Task statement: When a line of the entries contains the word "JSON", report that line.

Exercise input:
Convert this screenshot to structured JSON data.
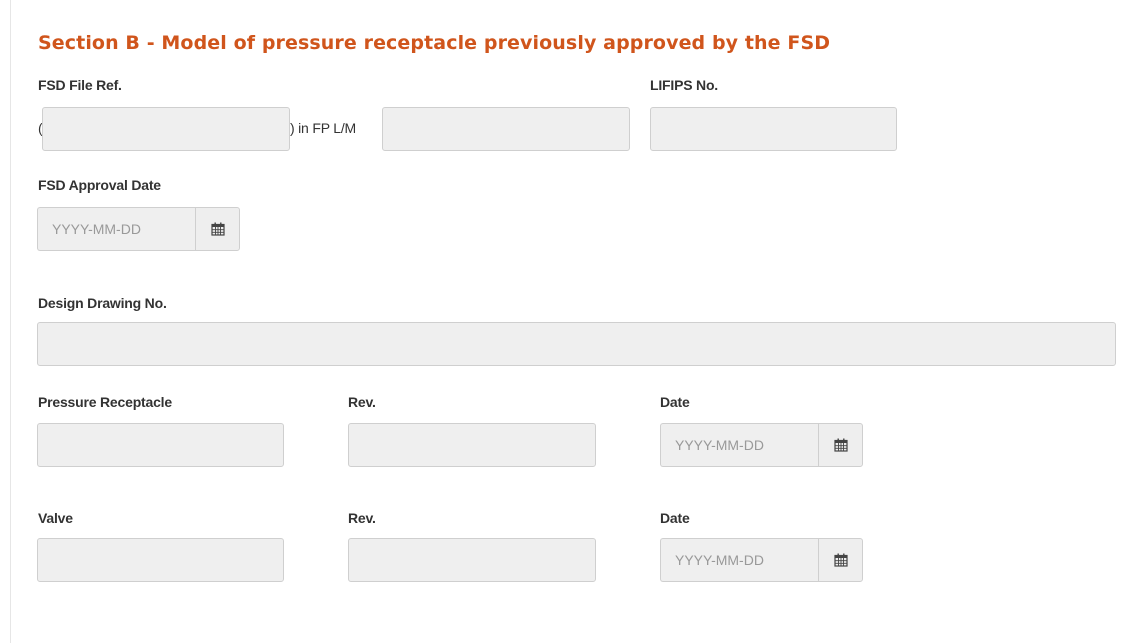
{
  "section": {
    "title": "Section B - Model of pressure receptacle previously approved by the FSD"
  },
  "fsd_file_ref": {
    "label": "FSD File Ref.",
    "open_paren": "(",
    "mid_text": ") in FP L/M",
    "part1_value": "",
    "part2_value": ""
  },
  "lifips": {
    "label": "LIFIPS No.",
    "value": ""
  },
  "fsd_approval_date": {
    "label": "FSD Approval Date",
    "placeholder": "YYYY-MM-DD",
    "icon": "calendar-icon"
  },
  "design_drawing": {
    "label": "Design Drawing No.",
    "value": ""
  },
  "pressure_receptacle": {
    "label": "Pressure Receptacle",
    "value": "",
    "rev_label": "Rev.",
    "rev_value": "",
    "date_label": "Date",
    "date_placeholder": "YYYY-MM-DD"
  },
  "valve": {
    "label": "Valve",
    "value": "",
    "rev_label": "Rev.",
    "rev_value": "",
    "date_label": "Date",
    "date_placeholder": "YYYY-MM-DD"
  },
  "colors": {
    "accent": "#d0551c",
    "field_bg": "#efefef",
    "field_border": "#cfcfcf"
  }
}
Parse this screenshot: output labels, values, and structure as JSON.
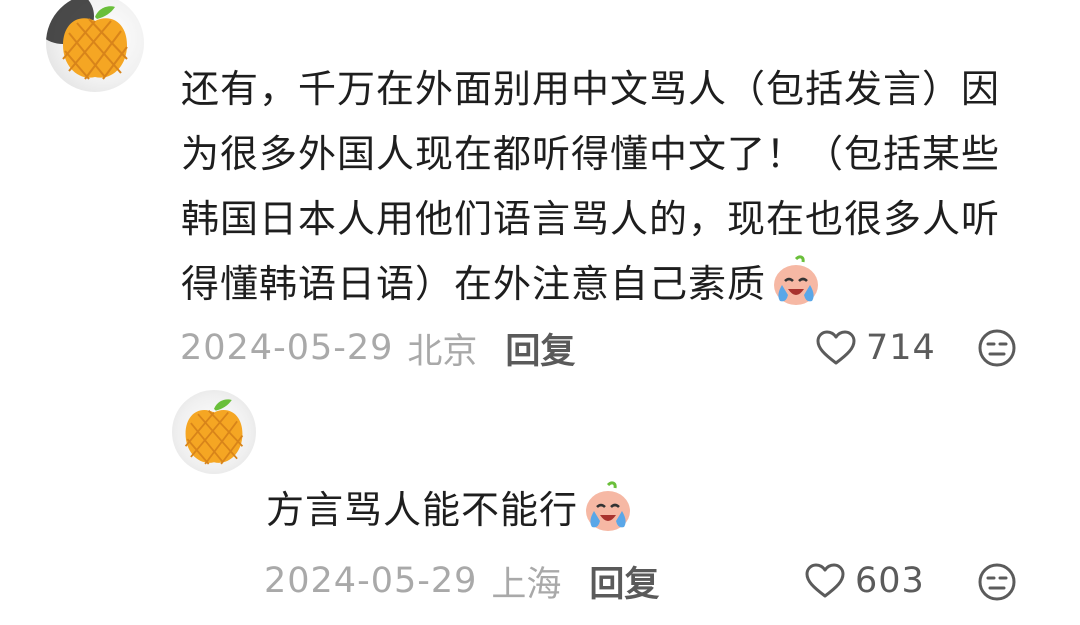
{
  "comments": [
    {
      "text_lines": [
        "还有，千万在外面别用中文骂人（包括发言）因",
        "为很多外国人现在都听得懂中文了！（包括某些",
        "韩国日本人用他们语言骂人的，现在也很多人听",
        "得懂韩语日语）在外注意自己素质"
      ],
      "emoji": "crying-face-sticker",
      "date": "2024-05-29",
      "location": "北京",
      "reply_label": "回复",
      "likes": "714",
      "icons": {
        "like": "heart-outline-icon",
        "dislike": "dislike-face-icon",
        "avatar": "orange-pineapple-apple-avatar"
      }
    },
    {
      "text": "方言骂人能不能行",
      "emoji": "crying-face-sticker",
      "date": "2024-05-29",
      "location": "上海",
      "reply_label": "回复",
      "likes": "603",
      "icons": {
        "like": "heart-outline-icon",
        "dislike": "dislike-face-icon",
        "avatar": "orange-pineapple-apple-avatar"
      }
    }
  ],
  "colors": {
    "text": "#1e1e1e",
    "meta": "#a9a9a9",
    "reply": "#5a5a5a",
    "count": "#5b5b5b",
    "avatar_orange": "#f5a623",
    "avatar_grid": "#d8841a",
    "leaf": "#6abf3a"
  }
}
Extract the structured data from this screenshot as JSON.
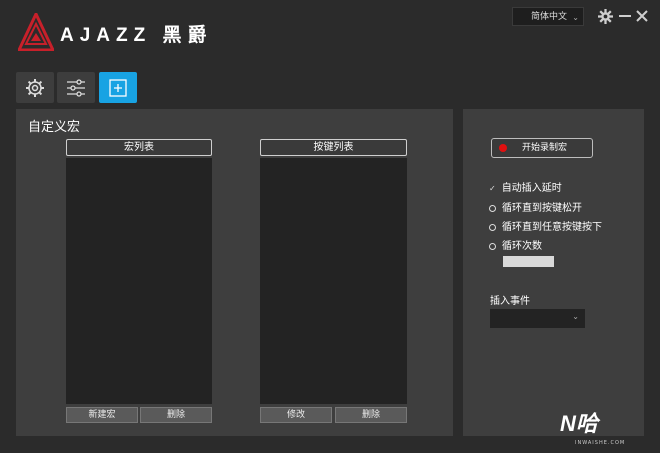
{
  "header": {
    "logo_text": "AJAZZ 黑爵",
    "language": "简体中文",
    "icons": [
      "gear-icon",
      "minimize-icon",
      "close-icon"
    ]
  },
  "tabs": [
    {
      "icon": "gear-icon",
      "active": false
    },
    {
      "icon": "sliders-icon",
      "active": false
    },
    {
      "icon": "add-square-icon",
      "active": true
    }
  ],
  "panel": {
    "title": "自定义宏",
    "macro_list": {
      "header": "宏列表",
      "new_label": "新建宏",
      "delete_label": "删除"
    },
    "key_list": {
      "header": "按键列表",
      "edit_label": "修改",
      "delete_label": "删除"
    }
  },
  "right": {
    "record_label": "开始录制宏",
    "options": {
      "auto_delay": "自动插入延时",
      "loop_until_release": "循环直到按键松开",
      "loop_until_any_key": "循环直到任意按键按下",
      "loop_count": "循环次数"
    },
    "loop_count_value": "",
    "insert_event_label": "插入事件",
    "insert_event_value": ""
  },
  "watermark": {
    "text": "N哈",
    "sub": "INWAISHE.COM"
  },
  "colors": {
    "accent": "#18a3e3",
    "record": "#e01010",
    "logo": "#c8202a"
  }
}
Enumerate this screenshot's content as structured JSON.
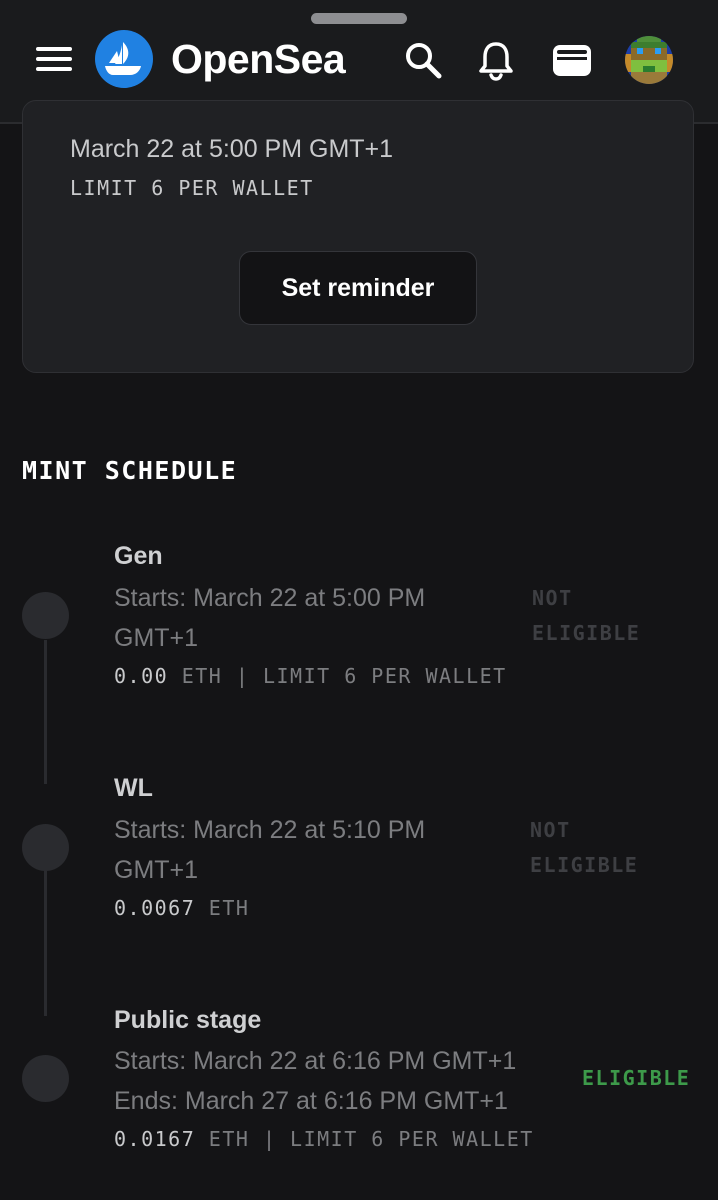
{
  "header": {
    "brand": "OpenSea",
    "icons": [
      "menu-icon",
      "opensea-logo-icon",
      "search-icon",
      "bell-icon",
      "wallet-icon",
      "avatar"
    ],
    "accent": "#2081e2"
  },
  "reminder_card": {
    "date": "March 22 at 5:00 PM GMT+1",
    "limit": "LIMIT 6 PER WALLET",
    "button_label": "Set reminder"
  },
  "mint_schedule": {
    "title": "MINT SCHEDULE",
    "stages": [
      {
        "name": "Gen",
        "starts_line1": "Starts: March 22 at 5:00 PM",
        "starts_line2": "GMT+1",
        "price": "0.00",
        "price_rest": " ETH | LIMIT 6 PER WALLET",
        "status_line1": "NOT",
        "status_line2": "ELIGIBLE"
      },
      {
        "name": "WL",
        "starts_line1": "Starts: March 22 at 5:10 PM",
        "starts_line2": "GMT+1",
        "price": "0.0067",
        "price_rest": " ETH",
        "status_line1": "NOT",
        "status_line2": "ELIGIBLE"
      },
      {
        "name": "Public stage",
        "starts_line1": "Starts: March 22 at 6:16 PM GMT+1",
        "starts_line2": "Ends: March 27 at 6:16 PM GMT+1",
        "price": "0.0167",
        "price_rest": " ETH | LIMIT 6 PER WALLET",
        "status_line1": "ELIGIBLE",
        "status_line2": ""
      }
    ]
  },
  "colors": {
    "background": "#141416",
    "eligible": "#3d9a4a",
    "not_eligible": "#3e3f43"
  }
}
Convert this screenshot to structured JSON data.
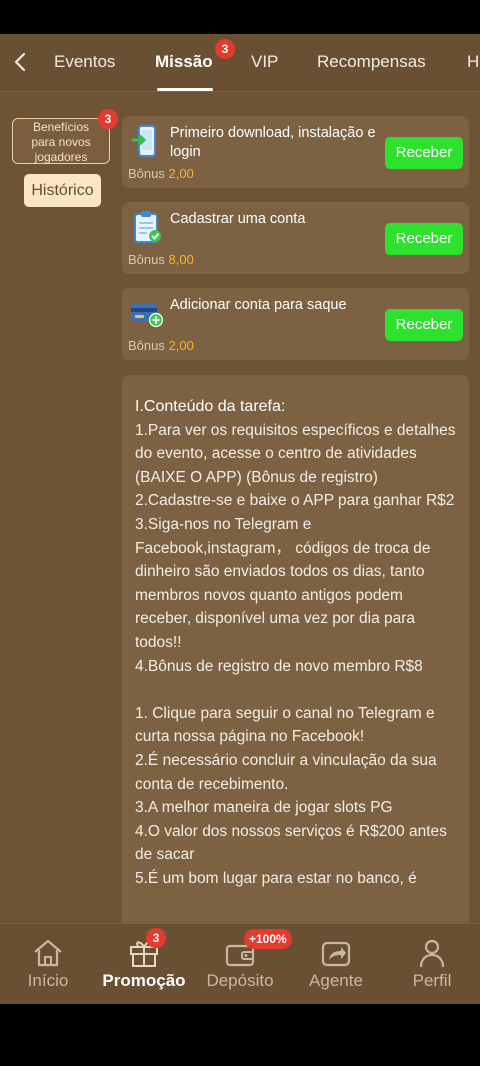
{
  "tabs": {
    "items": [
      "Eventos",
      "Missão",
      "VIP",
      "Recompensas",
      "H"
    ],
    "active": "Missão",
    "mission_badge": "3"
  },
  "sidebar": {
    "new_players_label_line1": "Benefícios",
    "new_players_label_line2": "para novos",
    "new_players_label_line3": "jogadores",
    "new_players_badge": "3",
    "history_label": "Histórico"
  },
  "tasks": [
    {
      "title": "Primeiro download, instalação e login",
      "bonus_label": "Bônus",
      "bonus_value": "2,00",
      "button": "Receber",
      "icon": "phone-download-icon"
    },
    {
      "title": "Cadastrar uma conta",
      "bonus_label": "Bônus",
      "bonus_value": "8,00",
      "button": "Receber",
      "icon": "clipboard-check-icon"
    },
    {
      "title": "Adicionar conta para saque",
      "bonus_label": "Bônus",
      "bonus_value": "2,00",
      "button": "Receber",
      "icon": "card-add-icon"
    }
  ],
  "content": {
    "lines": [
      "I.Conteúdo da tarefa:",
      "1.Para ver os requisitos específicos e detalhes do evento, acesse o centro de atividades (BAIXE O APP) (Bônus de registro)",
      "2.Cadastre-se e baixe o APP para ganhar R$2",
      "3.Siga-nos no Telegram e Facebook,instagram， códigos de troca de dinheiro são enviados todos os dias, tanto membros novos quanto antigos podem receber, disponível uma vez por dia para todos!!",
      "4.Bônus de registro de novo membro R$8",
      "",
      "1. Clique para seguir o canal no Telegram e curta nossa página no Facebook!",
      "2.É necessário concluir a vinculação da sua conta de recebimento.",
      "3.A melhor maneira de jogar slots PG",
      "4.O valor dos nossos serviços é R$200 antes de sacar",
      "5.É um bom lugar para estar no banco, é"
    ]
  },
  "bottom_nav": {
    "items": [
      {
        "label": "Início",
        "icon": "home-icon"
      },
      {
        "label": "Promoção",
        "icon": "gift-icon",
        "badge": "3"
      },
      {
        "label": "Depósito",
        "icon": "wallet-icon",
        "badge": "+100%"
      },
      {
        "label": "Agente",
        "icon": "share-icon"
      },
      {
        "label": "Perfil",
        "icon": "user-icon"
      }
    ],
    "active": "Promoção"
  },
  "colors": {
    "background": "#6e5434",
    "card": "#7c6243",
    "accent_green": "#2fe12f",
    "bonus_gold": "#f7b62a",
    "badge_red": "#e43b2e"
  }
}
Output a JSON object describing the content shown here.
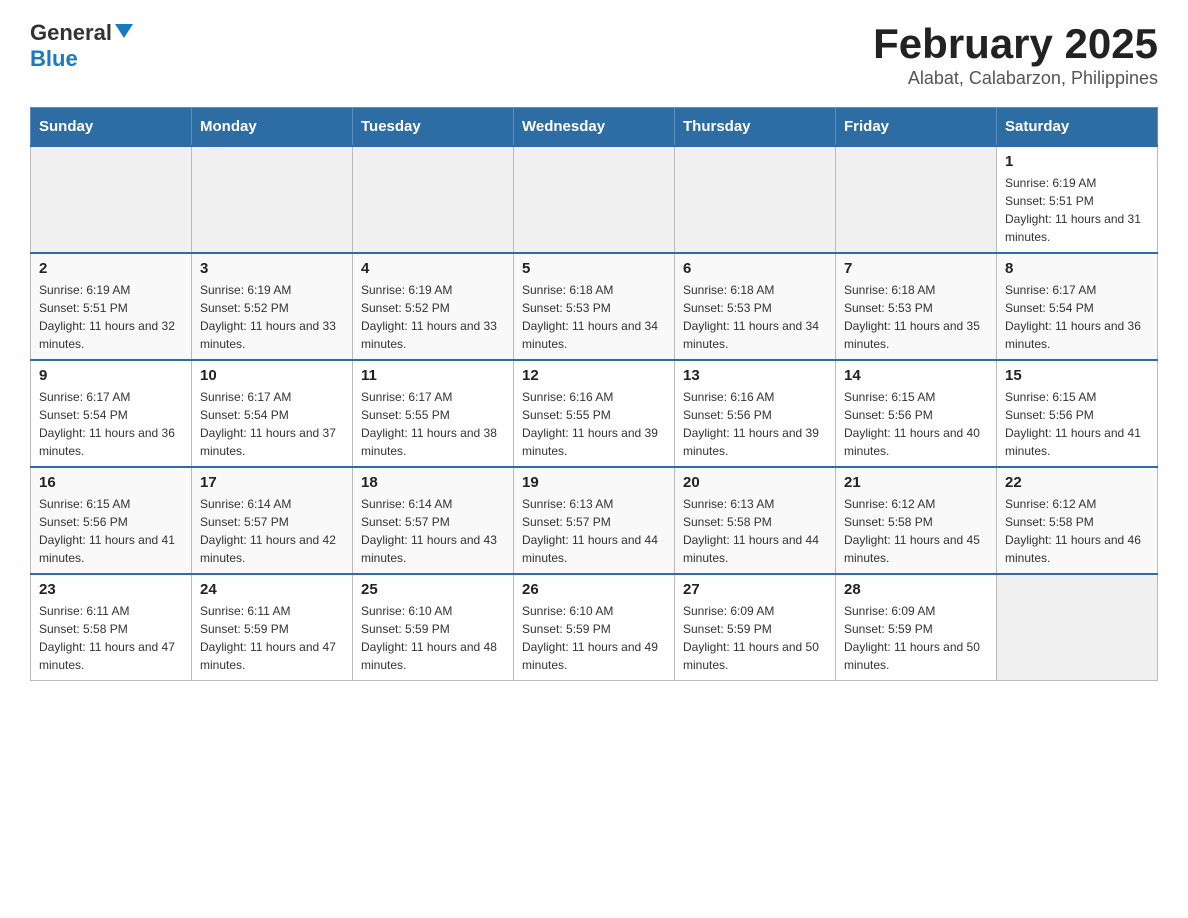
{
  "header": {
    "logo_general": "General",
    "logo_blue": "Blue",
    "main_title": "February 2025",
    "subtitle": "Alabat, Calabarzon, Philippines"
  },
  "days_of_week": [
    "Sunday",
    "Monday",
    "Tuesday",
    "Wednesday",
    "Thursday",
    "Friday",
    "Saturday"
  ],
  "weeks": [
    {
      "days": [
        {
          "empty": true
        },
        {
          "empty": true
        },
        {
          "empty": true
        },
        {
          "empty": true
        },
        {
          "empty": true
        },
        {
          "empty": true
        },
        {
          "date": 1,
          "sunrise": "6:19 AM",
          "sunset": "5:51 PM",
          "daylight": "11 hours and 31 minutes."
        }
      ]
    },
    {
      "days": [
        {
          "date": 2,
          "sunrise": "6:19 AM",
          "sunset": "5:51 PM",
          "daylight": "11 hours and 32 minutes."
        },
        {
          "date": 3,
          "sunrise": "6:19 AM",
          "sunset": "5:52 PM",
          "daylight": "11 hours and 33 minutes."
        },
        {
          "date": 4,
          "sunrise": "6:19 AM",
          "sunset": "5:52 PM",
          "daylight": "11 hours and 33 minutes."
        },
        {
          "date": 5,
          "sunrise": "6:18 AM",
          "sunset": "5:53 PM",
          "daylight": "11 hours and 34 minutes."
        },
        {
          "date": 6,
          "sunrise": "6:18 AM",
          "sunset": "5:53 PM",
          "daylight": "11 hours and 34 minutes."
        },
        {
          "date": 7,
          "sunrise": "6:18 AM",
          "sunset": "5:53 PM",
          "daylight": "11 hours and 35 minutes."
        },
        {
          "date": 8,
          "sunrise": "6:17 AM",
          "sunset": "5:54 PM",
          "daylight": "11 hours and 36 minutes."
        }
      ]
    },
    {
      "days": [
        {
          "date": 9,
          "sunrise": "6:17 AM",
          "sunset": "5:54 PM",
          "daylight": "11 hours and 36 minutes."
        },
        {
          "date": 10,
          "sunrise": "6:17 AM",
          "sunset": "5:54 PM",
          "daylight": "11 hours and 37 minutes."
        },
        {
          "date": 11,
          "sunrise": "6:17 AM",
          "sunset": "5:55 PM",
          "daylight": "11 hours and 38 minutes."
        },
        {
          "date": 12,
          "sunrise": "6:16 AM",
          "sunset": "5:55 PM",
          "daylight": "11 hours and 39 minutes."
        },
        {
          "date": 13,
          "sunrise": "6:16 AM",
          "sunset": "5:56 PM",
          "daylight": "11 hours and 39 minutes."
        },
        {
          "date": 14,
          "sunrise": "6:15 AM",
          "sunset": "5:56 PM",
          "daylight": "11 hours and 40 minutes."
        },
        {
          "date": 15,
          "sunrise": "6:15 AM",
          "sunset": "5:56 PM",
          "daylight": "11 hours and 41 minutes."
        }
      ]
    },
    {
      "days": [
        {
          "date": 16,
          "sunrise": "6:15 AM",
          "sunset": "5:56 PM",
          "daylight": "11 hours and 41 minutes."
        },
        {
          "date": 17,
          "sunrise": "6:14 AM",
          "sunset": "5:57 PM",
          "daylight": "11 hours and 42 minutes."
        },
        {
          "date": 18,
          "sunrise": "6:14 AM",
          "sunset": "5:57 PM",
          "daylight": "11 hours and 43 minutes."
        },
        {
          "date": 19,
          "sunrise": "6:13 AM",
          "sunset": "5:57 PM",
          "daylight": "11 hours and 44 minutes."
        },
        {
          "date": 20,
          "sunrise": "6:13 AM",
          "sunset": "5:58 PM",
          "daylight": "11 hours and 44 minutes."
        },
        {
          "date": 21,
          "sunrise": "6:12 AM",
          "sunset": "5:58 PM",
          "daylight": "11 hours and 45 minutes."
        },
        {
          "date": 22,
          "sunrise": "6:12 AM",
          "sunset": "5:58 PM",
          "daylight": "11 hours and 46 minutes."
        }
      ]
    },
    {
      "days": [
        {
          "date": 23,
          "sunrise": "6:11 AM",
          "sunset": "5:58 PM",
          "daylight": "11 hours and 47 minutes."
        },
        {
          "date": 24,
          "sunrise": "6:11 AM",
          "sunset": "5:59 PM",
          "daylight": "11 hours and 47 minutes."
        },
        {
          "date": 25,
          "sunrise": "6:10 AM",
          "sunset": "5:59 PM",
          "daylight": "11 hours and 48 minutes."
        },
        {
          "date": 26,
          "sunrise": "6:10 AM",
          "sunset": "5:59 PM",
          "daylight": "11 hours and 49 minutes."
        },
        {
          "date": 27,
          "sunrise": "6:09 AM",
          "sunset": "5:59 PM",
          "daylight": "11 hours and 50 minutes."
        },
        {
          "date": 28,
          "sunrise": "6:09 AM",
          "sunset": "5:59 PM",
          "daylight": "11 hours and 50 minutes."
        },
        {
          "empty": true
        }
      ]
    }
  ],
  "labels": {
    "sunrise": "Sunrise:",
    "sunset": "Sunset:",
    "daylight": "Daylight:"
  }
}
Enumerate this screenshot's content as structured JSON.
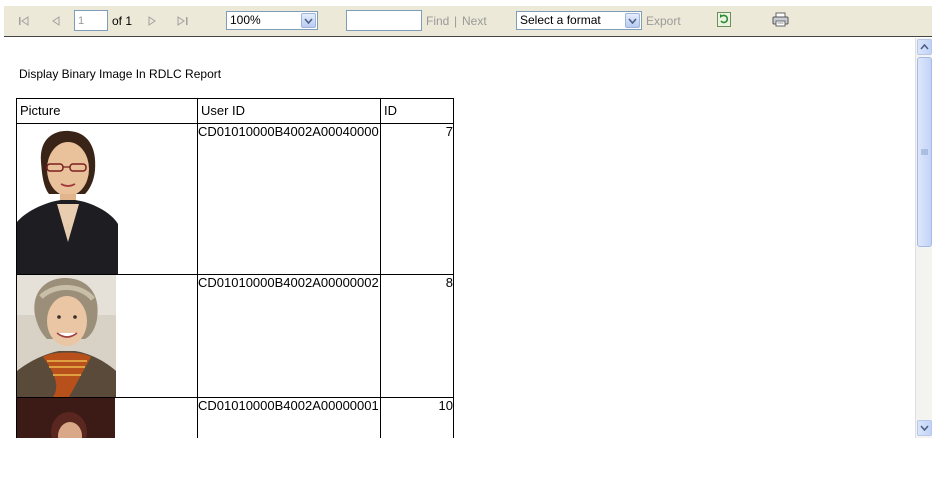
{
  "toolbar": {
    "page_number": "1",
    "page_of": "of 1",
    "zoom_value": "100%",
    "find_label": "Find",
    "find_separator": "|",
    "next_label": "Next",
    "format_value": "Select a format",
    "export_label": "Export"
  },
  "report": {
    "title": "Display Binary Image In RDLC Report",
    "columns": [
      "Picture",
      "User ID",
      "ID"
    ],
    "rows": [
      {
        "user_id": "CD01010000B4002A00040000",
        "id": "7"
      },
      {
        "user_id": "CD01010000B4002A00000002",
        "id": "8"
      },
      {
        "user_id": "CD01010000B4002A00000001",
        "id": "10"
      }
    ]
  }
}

Problem solution:
Convert this screenshot to structured JSON data.
Parse this screenshot: output labels, values, and structure as JSON.
Extract the structured data from this screenshot as JSON.
Enumerate this screenshot's content as structured JSON.
Convert this screenshot to structured JSON data.
Output a JSON object describing the content shown here.
Enumerate this screenshot's content as structured JSON.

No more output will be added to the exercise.